House moves to impeach Trump following insurrection at Capitol

Callie Harkins, Staff Writer

House Democrats introduced an article of impeachment on Jan. 11 following the insurrection that took place on Capitol Hill on Wednesday, Jan. 6. They took this extraordinary step after Republicans opposed a resolution introduced on Monday that formally called on Vice President Mike Pence to invoke the 25th Amendment. If the 25th Amendment were invoked, President Trump would be removed from office and Pence would immediately act as the commander in chief until Jan. 20, when President-elect Joe Biden is to be sworn in as 46th President of the United States. Vice President Pence has stated that he is not willing to invoke the 25th amendment at this time.

The 25th amendment, which was ratified in the winter of 1967 following the Kennedy assination, is designed primarily to be used in the case a President becomes ill, dies or resigns.
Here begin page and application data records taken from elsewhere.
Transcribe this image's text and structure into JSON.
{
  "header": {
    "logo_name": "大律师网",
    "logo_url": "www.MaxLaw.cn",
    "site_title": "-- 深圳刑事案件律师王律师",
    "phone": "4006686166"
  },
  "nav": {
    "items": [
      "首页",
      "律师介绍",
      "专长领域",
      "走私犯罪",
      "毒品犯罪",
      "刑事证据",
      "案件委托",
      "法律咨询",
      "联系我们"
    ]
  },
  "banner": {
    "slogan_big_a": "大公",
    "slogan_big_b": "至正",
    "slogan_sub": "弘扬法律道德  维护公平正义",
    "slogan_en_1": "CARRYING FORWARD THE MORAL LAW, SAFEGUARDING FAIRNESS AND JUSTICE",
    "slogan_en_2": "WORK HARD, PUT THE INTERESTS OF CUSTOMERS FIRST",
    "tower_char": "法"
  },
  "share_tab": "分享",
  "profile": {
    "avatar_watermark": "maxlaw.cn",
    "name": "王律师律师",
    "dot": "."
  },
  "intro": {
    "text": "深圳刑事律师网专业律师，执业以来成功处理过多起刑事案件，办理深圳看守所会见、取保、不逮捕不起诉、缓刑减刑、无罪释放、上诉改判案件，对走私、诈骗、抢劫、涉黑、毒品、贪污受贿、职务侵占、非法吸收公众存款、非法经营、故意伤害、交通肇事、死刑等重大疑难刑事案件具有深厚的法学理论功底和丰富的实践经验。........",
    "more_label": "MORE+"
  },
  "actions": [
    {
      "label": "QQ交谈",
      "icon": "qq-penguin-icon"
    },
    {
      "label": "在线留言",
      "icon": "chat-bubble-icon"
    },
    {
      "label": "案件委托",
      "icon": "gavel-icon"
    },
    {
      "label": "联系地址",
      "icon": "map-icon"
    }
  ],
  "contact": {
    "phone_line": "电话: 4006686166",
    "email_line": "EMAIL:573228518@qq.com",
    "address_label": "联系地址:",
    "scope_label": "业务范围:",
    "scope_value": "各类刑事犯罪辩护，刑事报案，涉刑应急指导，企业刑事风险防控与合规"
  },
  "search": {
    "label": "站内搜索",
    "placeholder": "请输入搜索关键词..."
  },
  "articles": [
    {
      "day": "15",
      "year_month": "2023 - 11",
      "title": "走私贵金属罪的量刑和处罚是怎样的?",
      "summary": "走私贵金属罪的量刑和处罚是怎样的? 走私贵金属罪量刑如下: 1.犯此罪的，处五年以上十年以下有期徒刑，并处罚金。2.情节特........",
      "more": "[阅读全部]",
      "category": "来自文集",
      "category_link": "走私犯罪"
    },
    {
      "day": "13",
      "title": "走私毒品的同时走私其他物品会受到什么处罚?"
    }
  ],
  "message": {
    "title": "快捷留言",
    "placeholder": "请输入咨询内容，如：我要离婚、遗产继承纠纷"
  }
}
However, Article IV of the amendment contains a written process through which the Vice President and a majority of Cabinet Members can determine that the sitting President is unable to fulfill the duties of the Office. For this to happen, the VP and more then half of the Cabinet must invoke the amendment and send a letter to Congress declaring the President unfit. Congress must then vote to uphold or deny the request. If two-thirds of both Houses of Congress confirm the action, the President will be removed permanently.

So what is happening? 

On Monday morning, House Democrats introduced an article of impeachment.  President Trump faces one charge: inciting an insurrection. The U.S. Criminal Code (Title 18, section 2383) states that “Whoever incites, sets on foot, assists, or engages in any rebellion or insurrection against the authority of the United States or the laws thereof, or gives aid or comfort thereto, shall be fined under this title or imprisoned for not more than 10 years, or both, and shall be incapable of holding any office under the United States.”  

More simply, according to the Merriam-Webster dictionary, an insurrection is “an act or instance of revolting against civil authority or an established government.” This charge comes following the attack on the United States Capitol where rioters equipped with zip ties and metal pipes broke into the halls of the building as well as offices and the Senate chamber.  At least five deaths are directly linked to the insurrection, including the murder of a U.S. Capitol Police Officer.

Trump is being accused of inciting the insurrection because of various tweets sent out between early December and Jan. 6, as well as a rally that ended only a few minutes before protestors took to the Capitol. He encouraged supporters “be there, be wild” and “fight much harder.” 

The House could vote to impeach President Trump as early as Wednesday of this week. If that happens, as it is expected to, President Trump would be the only President in US history to be impeached twice.

Once the Articles of Impeachment pass, the House sends them to the Senate. The Senate then holds a trial to determine if President Trump is guilty of the charge.  Even though President Trump’s term ends at noon on Jan. 20, 2021, he could still be tried by the Senate. If he is found guilty and is already out of office, he would lose his federal retirement, his Secret Service protection, and he would not be able to run for President again in 2024.